From the records below, work out how many lines carry the string "icon". Leave out everything but the number.

+ + +

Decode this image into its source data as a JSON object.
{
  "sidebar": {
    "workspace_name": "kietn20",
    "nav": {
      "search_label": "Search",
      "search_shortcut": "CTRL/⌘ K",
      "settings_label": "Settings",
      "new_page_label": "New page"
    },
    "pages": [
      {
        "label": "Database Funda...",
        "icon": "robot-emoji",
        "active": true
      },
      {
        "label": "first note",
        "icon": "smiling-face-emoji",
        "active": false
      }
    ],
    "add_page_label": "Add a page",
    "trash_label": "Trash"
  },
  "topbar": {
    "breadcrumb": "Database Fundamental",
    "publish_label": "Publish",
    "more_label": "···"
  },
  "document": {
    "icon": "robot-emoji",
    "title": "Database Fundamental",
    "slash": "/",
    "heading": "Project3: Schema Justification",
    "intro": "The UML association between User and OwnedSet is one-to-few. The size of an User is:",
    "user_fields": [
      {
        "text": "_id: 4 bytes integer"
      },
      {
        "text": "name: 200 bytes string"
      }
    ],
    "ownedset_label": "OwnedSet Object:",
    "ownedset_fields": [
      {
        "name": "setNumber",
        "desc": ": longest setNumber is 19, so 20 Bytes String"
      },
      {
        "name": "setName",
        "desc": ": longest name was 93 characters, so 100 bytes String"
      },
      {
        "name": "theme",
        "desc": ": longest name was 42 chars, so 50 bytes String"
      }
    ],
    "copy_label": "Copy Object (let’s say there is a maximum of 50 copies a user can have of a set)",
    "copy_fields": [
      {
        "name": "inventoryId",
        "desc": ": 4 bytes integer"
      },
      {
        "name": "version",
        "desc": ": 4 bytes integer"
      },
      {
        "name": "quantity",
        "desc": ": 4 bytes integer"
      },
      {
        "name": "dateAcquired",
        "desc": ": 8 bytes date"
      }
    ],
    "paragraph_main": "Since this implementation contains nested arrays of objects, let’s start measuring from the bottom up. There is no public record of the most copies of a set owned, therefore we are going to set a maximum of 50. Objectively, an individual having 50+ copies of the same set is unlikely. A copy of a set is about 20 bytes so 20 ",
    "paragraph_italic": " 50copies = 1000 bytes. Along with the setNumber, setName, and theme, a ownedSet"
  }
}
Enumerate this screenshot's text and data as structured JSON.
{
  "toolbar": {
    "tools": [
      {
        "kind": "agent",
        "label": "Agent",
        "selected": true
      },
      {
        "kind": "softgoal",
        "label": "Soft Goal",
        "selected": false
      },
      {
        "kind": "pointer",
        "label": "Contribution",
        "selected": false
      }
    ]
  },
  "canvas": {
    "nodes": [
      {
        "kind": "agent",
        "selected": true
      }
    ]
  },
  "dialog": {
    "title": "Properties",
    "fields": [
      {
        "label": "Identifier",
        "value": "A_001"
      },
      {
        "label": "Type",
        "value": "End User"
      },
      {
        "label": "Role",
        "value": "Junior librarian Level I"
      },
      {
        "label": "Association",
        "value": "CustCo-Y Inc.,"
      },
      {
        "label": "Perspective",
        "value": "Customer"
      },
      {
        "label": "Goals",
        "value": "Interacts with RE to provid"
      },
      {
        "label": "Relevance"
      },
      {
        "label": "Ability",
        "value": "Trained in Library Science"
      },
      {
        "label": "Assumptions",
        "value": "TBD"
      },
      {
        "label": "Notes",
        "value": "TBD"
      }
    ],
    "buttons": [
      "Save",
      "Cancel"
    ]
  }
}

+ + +

Output
3